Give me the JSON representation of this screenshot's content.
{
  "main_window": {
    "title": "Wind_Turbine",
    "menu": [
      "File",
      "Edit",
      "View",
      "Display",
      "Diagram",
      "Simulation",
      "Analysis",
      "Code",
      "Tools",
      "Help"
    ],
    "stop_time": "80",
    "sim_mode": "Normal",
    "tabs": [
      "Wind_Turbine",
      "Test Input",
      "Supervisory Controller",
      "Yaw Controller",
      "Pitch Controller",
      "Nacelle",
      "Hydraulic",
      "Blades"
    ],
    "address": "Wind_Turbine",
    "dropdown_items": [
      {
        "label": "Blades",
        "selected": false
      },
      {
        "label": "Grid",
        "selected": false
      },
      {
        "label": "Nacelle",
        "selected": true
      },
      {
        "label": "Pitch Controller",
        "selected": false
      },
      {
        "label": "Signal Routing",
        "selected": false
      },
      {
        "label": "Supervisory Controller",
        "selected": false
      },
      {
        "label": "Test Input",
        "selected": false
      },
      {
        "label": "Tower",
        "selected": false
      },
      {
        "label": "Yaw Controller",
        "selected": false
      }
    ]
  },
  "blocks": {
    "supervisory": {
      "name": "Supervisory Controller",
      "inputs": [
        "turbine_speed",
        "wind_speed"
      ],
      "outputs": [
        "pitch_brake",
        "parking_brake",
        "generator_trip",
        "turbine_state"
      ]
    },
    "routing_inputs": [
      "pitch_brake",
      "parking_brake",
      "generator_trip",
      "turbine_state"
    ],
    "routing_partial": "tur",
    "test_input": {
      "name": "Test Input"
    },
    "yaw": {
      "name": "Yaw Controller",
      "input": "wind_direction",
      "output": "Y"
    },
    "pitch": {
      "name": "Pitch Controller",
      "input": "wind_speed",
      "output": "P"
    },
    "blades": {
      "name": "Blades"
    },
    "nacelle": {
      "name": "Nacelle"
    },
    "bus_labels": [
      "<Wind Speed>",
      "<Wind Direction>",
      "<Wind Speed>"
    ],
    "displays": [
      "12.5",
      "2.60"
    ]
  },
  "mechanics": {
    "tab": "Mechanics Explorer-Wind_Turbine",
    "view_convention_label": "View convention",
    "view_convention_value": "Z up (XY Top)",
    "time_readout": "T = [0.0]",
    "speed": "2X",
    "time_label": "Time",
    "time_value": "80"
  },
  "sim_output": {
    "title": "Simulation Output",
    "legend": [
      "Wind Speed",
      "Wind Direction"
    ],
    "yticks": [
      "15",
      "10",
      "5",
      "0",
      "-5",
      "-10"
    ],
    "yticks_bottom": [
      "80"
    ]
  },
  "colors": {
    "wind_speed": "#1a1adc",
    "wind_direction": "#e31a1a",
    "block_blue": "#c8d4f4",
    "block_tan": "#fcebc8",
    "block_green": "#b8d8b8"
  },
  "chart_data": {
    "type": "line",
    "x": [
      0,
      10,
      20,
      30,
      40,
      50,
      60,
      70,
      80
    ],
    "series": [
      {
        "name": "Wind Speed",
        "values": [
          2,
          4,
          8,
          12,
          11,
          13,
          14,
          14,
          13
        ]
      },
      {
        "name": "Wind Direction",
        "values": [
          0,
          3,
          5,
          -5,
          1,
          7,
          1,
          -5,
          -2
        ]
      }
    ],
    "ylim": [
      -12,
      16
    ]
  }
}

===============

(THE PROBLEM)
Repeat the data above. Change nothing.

(OUTPUT FOR THIS EXERCISE)
Give me the JSON representation of this screenshot's content.
{
  "main_window": {
    "title": "Wind_Turbine",
    "menu": [
      "File",
      "Edit",
      "View",
      "Display",
      "Diagram",
      "Simulation",
      "Analysis",
      "Code",
      "Tools",
      "Help"
    ],
    "stop_time": "80",
    "sim_mode": "Normal",
    "tabs": [
      "Wind_Turbine",
      "Test Input",
      "Supervisory Controller",
      "Yaw Controller",
      "Pitch Controller",
      "Nacelle",
      "Hydraulic",
      "Blades"
    ],
    "address": "Wind_Turbine",
    "dropdown_items": [
      {
        "label": "Blades",
        "selected": false
      },
      {
        "label": "Grid",
        "selected": false
      },
      {
        "label": "Nacelle",
        "selected": true
      },
      {
        "label": "Pitch Controller",
        "selected": false
      },
      {
        "label": "Signal Routing",
        "selected": false
      },
      {
        "label": "Supervisory Controller",
        "selected": false
      },
      {
        "label": "Test Input",
        "selected": false
      },
      {
        "label": "Tower",
        "selected": false
      },
      {
        "label": "Yaw Controller",
        "selected": false
      }
    ]
  },
  "blocks": {
    "supervisory": {
      "name": "Supervisory Controller",
      "inputs": [
        "turbine_speed",
        "wind_speed"
      ],
      "outputs": [
        "pitch_brake",
        "parking_brake",
        "generator_trip",
        "turbine_state"
      ]
    },
    "routing_inputs": [
      "pitch_brake",
      "parking_brake",
      "generator_trip",
      "turbine_state"
    ],
    "routing_partial": "tur",
    "test_input": {
      "name": "Test Input"
    },
    "yaw": {
      "name": "Yaw Controller",
      "input": "wind_direction",
      "output": "Y"
    },
    "pitch": {
      "name": "Pitch Controller",
      "input": "wind_speed",
      "output": "P"
    },
    "blades": {
      "name": "Blades"
    },
    "nacelle": {
      "name": "Nacelle"
    },
    "bus_labels": [
      "<Wind Speed>",
      "<Wind Direction>",
      "<Wind Speed>"
    ],
    "displays": [
      "12.5",
      "2.60"
    ]
  },
  "mechanics": {
    "tab": "Mechanics Explorer-Wind_Turbine",
    "view_convention_label": "View convention",
    "view_convention_value": "Z up (XY Top)",
    "time_readout": "T = [0.0]",
    "speed": "2X",
    "time_label": "Time",
    "time_value": "80"
  },
  "sim_output": {
    "title": "Simulation Output",
    "legend": [
      "Wind Speed",
      "Wind Direction"
    ],
    "yticks": [
      "15",
      "10",
      "5",
      "0",
      "-5",
      "-10"
    ],
    "yticks_bottom": [
      "80"
    ]
  },
  "colors": {
    "wind_speed": "#1a1adc",
    "wind_direction": "#e31a1a",
    "block_blue": "#c8d4f4",
    "block_tan": "#fcebc8",
    "block_green": "#b8d8b8"
  },
  "chart_data": {
    "type": "line",
    "x": [
      0,
      10,
      20,
      30,
      40,
      50,
      60,
      70,
      80
    ],
    "series": [
      {
        "name": "Wind Speed",
        "values": [
          2,
          4,
          8,
          12,
          11,
          13,
          14,
          14,
          13
        ]
      },
      {
        "name": "Wind Direction",
        "values": [
          0,
          3,
          5,
          -5,
          1,
          7,
          1,
          -5,
          -2
        ]
      }
    ],
    "ylim": [
      -12,
      16
    ]
  }
}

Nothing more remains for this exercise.